This week the Natural Security team is practicing our Da Vinci polyphasic sleep schedules as we close out two papers by Friday, so our posts may be a bit short and sweet this week. We have dug up a lot of really interesting reports and cool data over the past few weeks that we’ll feed into these reports, so we’ll try to share some of it with you. One of particular interest has been this report (PDF) from the Organisation for Economic Co-operation and Development (OECD), on port city vulnerabilities to the effects of climate change. The study provides information on more than 130 international ports most vulnerable to current environmental conditions and future climate change projections (including populations and assets).
Here are a few stats that I found the most interesting:
As the headline states, I recommend to anyone reading this blog that they give a glance to the current special edition of National Geographic on water issues. It highlights water challenges around the world and, as it is famous for, intersperses the text with gorgeous (albeit in some cases slightly creepy) photos.
I found the article on the Tibetan Plateau to be the most useful. Given the recent revelations that the IPCC’s climate change projections for this region’s glacial systems were not derived from rigorous assessments, the evidence and information collected by local and regional scientists and citizens presented in this piece are useful additions to the available body of info. A few highlights:

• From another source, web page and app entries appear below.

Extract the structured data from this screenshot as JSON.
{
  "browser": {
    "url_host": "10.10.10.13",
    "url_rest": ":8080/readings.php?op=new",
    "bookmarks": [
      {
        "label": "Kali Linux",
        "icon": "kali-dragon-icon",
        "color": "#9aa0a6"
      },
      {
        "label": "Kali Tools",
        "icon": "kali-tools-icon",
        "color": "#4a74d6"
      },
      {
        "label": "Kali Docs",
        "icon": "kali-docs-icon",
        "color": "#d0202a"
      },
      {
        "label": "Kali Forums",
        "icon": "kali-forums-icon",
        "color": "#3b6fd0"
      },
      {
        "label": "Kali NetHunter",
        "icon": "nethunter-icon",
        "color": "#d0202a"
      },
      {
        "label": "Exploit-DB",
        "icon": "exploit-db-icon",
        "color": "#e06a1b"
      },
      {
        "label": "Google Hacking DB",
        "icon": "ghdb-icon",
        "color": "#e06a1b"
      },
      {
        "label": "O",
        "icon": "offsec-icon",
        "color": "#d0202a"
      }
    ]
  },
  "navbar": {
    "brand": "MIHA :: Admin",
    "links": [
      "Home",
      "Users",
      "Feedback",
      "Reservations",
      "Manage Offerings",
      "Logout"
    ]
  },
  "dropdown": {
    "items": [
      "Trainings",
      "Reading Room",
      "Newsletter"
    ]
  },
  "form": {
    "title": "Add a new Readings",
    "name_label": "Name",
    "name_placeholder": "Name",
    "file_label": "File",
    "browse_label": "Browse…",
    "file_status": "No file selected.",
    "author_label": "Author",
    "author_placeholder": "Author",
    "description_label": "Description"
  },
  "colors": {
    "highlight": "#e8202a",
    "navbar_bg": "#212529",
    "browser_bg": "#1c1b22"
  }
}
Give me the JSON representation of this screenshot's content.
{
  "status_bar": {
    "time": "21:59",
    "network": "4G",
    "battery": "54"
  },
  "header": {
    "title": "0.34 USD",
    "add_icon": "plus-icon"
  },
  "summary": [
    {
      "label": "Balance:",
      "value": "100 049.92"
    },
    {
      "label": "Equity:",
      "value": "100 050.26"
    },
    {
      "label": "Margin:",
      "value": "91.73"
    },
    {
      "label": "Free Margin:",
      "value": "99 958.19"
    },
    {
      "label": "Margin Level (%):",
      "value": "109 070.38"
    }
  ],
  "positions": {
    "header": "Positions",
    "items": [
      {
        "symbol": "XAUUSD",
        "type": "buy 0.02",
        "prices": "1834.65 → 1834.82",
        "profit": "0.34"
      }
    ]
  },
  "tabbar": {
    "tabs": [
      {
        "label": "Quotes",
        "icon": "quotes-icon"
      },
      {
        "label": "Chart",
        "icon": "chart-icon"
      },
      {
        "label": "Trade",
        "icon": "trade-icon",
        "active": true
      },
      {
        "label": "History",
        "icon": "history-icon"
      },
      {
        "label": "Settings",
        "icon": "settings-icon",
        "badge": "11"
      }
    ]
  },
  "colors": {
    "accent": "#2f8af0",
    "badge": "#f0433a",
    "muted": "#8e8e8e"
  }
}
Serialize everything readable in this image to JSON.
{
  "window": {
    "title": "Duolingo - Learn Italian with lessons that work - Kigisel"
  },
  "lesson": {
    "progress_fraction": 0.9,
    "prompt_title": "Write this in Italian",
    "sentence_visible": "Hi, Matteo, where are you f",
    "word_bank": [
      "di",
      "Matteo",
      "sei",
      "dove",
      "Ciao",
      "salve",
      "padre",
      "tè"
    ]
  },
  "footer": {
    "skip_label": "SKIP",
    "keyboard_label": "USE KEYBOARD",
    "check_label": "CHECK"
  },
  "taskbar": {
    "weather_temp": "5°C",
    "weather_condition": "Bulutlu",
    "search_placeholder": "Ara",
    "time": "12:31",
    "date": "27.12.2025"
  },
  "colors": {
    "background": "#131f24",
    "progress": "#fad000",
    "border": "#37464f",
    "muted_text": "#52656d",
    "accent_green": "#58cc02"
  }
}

Around a bend in the river, the glacier's snout finally comes into view: It's a deathly shade of black, permeated with pulverized rock and dirt. The water from this ice, once so pure it served in rituals as a symbol of Buddha himself, is now too loaded with sediment for the villagers to drink. For nearly a mile the glacier's once smooth surface is ragged and cratered like the skin of a leper. There are glimpses of blue-green ice within the fissures, but the cracks themselves signal trouble. "The beast is sick and wasting away," Jia Son says. "If our sacred glacier cannot survive, how can we?"
It is a question that echoes around the globe, but nowhere more urgently than across the vast swath of Asia that draws its water from the "roof of the world." This geologic colossus—the highest and largest plateau on the planet, ringed by its tallest mountains—covers an area greater than western Europe, at an average altitude of more than two miles. With nearly 37,000 glaciers on the Chinese side alone, the Tibetan Plateau and its surrounding arc of mountains contain the largest volume of ice outside the polar regions. This ice gives birth to Asia's largest and most legendary rivers, from the Yangtze and the Yellow to the Mekong and the Ganges—rivers that over the course of history have nurtured civilizations, inspired religions, and sustained ecosystems. Today they are lifelines for some of Asia's most densely settled areas, from the arid plains of Pakistan to the thirsty metropolises of northern China 3,000 miles away. All told, some two billion people in more than a dozen countries—nearly a third of the world's population—depend on rivers fed by the snow and ice of the plateau region.
But a crisis is brewing on the roof of the world, and it rests on a curious paradox: For all its seeming might and immutability, this geologic expanse is more vulnerable to climate change than almost anywhere else on Earth.
The Empire, crumbling under climate induced water scarcity, demands the full resources of its vast and mighty military, from top to bottom, in order to obtain enough fresh water to sustain both its forces and economy.
Last week we met with an Empire commander, who wished to remain annonomous, to discuss the trials that the galactic force had been facing since the onset of the recent record breaking drought. The commander seemed rather taxed by the labor intensive purification process he had been performing just as we arrived (a function made mandatory for all Empire forces just last week) as he suffered from an asthma attack lasting the duration of the hour long interview. Storming through the conversation without ever pausing to use an inhailer, he was such a trooper, the commander provided candid commentary about just how in jeopardy the galaxy is becoming. Perhaps the most intriguing revelation offered up was his description of star death, threatening the very existance of life in the region, which he believes to be inextricably tied to the historic drought.
As we looked deeper, meeting with multinational officers of various levels of rank, and body hair, we began to see that the drought has acted as a threat multiplier in frontline reports of hightened ewok insurgency on Endor. Though the United States managed to remain a neutral party in the first Ewoki uprising, due mainly to its far far away geography, if the drought persists, it may not be long before President Obama is called to appear before the Galactic Senate, and asked to lend American forces.